▶ _DATASET ENTRIES_:
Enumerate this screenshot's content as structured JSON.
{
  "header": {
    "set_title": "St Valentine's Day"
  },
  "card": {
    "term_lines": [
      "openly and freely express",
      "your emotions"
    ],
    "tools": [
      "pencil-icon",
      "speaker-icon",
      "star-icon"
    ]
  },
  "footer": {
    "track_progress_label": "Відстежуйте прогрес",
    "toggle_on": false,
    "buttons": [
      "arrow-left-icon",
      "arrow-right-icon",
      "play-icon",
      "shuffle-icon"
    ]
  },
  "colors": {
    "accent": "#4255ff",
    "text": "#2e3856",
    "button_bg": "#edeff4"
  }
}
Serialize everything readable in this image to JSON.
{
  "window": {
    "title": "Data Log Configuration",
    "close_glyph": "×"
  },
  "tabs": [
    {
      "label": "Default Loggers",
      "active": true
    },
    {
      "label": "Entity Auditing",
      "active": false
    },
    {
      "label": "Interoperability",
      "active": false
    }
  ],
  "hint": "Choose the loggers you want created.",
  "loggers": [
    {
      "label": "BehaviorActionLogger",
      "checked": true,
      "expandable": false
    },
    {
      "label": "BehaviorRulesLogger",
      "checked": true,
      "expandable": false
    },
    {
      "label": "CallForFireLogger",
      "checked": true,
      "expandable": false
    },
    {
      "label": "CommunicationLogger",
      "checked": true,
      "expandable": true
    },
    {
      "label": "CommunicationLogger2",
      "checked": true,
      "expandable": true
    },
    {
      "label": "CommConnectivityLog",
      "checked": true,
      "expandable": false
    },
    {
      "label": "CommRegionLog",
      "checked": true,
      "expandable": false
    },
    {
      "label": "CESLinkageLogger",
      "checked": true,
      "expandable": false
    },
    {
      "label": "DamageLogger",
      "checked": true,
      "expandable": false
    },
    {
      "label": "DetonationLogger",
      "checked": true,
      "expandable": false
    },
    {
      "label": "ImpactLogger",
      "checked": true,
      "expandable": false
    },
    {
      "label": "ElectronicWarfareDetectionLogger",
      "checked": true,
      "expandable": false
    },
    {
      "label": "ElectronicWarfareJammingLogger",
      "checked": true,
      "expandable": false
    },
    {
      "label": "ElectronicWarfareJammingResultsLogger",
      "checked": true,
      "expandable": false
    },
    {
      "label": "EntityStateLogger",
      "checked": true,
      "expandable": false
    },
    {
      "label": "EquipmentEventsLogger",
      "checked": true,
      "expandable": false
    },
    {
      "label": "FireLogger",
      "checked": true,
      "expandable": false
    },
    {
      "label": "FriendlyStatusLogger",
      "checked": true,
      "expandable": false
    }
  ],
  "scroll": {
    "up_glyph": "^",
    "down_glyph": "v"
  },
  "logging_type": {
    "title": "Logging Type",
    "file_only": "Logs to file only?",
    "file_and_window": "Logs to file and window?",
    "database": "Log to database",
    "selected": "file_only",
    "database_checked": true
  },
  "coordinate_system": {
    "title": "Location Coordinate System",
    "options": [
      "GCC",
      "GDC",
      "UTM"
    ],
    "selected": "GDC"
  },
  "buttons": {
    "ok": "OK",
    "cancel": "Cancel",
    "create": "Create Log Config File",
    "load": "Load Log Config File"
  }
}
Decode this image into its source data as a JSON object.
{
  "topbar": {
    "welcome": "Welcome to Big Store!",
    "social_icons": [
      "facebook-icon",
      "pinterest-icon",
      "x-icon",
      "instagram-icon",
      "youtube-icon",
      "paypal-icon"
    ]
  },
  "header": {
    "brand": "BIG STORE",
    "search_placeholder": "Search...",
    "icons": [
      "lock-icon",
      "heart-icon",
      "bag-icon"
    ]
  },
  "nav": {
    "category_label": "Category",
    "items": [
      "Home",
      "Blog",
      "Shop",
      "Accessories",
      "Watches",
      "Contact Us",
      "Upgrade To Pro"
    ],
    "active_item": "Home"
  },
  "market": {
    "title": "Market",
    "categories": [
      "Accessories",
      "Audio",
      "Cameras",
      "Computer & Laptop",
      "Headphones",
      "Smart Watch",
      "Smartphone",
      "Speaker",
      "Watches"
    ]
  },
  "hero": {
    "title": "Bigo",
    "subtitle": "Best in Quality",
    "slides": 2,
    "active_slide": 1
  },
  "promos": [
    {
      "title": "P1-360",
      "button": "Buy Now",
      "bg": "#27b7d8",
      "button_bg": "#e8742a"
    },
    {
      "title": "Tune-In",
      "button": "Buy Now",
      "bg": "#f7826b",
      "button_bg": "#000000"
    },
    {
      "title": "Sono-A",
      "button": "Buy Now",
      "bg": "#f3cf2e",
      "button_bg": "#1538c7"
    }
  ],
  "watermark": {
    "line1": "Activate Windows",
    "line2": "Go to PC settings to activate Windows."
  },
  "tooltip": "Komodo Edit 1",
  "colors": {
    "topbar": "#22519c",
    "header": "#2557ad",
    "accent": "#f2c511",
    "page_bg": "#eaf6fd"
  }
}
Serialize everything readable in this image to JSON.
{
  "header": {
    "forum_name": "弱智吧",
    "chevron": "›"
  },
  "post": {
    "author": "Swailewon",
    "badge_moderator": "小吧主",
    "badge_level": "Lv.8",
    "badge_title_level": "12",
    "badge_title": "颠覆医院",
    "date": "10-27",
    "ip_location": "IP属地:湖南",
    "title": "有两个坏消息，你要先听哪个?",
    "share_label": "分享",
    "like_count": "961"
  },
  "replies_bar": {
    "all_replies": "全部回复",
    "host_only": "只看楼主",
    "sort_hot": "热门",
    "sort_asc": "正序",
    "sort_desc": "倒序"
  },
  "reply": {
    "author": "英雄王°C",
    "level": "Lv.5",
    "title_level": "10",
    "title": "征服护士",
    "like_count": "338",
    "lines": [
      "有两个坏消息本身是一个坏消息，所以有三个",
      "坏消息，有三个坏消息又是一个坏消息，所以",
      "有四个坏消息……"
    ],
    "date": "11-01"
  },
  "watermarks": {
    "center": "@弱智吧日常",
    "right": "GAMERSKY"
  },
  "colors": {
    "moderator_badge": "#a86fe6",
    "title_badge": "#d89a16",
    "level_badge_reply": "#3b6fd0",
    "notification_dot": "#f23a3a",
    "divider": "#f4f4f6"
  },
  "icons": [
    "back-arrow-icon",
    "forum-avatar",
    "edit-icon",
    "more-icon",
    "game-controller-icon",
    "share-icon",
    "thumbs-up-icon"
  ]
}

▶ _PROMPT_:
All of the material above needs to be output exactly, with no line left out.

▶ _RESPONSE BELOW_:
Enumerate this screenshot's content as structured JSON.
{
  "header": {
    "set_title": "St Valentine's Day"
  },
  "card": {
    "term_lines": [
      "openly and freely express",
      "your emotions"
    ],
    "tools": [
      "pencil-icon",
      "speaker-icon",
      "star-icon"
    ]
  },
  "footer": {
    "track_progress_label": "Відстежуйте прогрес",
    "toggle_on": false,
    "buttons": [
      "arrow-left-icon",
      "arrow-right-icon",
      "play-icon",
      "shuffle-icon"
    ]
  },
  "colors": {
    "accent": "#4255ff",
    "text": "#2e3856",
    "button_bg": "#edeff4"
  }
}
Serialize everything readable in this image to JSON.
{
  "window": {
    "title": "Data Log Configuration",
    "close_glyph": "×"
  },
  "tabs": [
    {
      "label": "Default Loggers",
      "active": true
    },
    {
      "label": "Entity Auditing",
      "active": false
    },
    {
      "label": "Interoperability",
      "active": false
    }
  ],
  "hint": "Choose the loggers you want created.",
  "loggers": [
    {
      "label": "BehaviorActionLogger",
      "checked": true,
      "expandable": false
    },
    {
      "label": "BehaviorRulesLogger",
      "checked": true,
      "expandable": false
    },
    {
      "label": "CallForFireLogger",
      "checked": true,
      "expandable": false
    },
    {
      "label": "CommunicationLogger",
      "checked": true,
      "expandable": true
    },
    {
      "label": "CommunicationLogger2",
      "checked": true,
      "expandable": true
    },
    {
      "label": "CommConnectivityLog",
      "checked": true,
      "expandable": false
    },
    {
      "label": "CommRegionLog",
      "checked": true,
      "expandable": false
    },
    {
      "label": "CESLinkageLogger",
      "checked": true,
      "expandable": false
    },
    {
      "label": "DamageLogger",
      "checked": true,
      "expandable": false
    },
    {
      "label": "DetonationLogger",
      "checked": true,
      "expandable": false
    },
    {
      "label": "ImpactLogger",
      "checked": true,
      "expandable": false
    },
    {
      "label": "ElectronicWarfareDetectionLogger",
      "checked": true,
      "expandable": false
    },
    {
      "label": "ElectronicWarfareJammingLogger",
      "checked": true,
      "expandable": false
    },
    {
      "label": "ElectronicWarfareJammingResultsLogger",
      "checked": true,
      "expandable": false
    },
    {
      "label": "EntityStateLogger",
      "checked": true,
      "expandable": false
    },
    {
      "label": "EquipmentEventsLogger",
      "checked": true,
      "expandable": false
    },
    {
      "label": "FireLogger",
      "checked": true,
      "expandable": false
    },
    {
      "label": "FriendlyStatusLogger",
      "checked": true,
      "expandable": false
    }
  ],
  "scroll": {
    "up_glyph": "^",
    "down_glyph": "v"
  },
  "logging_type": {
    "title": "Logging Type",
    "file_only": "Logs to file only?",
    "file_and_window": "Logs to file and window?",
    "database": "Log to database",
    "selected": "file_only",
    "database_checked": true
  },
  "coordinate_system": {
    "title": "Location Coordinate System",
    "options": [
      "GCC",
      "GDC",
      "UTM"
    ],
    "selected": "GDC"
  },
  "buttons": {
    "ok": "OK",
    "cancel": "Cancel",
    "create": "Create Log Config File",
    "load": "Load Log Config File"
  }
}
Decode this image into its source data as a JSON object.
{
  "topbar": {
    "welcome": "Welcome to Big Store!",
    "social_icons": [
      "facebook-icon",
      "pinterest-icon",
      "x-icon",
      "instagram-icon",
      "youtube-icon",
      "paypal-icon"
    ]
  },
  "header": {
    "brand": "BIG STORE",
    "search_placeholder": "Search...",
    "icons": [
      "lock-icon",
      "heart-icon",
      "bag-icon"
    ]
  },
  "nav": {
    "category_label": "Category",
    "items": [
      "Home",
      "Blog",
      "Shop",
      "Accessories",
      "Watches",
      "Contact Us",
      "Upgrade To Pro"
    ],
    "active_item": "Home"
  },
  "market": {
    "title": "Market",
    "categories": [
      "Accessories",
      "Audio",
      "Cameras",
      "Computer & Laptop",
      "Headphones",
      "Smart Watch",
      "Smartphone",
      "Speaker",
      "Watches"
    ]
  },
  "hero": {
    "title": "Bigo",
    "subtitle": "Best in Quality",
    "slides": 2,
    "active_slide": 1
  },
  "promos": [
    {
      "title": "P1-360",
      "button": "Buy Now",
      "bg": "#27b7d8",
      "button_bg": "#e8742a"
    },
    {
      "title": "Tune-In",
      "button": "Buy Now",
      "bg": "#f7826b",
      "button_bg": "#000000"
    },
    {
      "title": "Sono-A",
      "button": "Buy Now",
      "bg": "#f3cf2e",
      "button_bg": "#1538c7"
    }
  ],
  "watermark": {
    "line1": "Activate Windows",
    "line2": "Go to PC settings to activate Windows."
  },
  "tooltip": "Komodo Edit 1",
  "colors": {
    "topbar": "#22519c",
    "header": "#2557ad",
    "accent": "#f2c511",
    "page_bg": "#eaf6fd"
  }
}
Serialize everything readable in this image to JSON.
{
  "header": {
    "forum_name": "弱智吧",
    "chevron": "›"
  },
  "post": {
    "author": "Swailewon",
    "badge_moderator": "小吧主",
    "badge_level": "Lv.8",
    "badge_title_level": "12",
    "badge_title": "颠覆医院",
    "date": "10-27",
    "ip_location": "IP属地:湖南",
    "title": "有两个坏消息，你要先听哪个?",
    "share_label": "分享",
    "like_count": "961"
  },
  "replies_bar": {
    "all_replies": "全部回复",
    "host_only": "只看楼主",
    "sort_hot": "热门",
    "sort_asc": "正序",
    "sort_desc": "倒序"
  },
  "reply": {
    "author": "英雄王°C",
    "level": "Lv.5",
    "title_level": "10",
    "title": "征服护士",
    "like_count": "338",
    "lines": [
      "有两个坏消息本身是一个坏消息，所以有三个",
      "坏消息，有三个坏消息又是一个坏消息，所以",
      "有四个坏消息……"
    ],
    "date": "11-01"
  },
  "watermarks": {
    "center": "@弱智吧日常",
    "right": "GAMERSKY"
  },
  "colors": {
    "moderator_badge": "#a86fe6",
    "title_badge": "#d89a16",
    "level_badge_reply": "#3b6fd0",
    "notification_dot": "#f23a3a",
    "divider": "#f4f4f6"
  },
  "icons": [
    "back-arrow-icon",
    "forum-avatar",
    "edit-icon",
    "more-icon",
    "game-controller-icon",
    "share-icon",
    "thumbs-up-icon"
  ]
}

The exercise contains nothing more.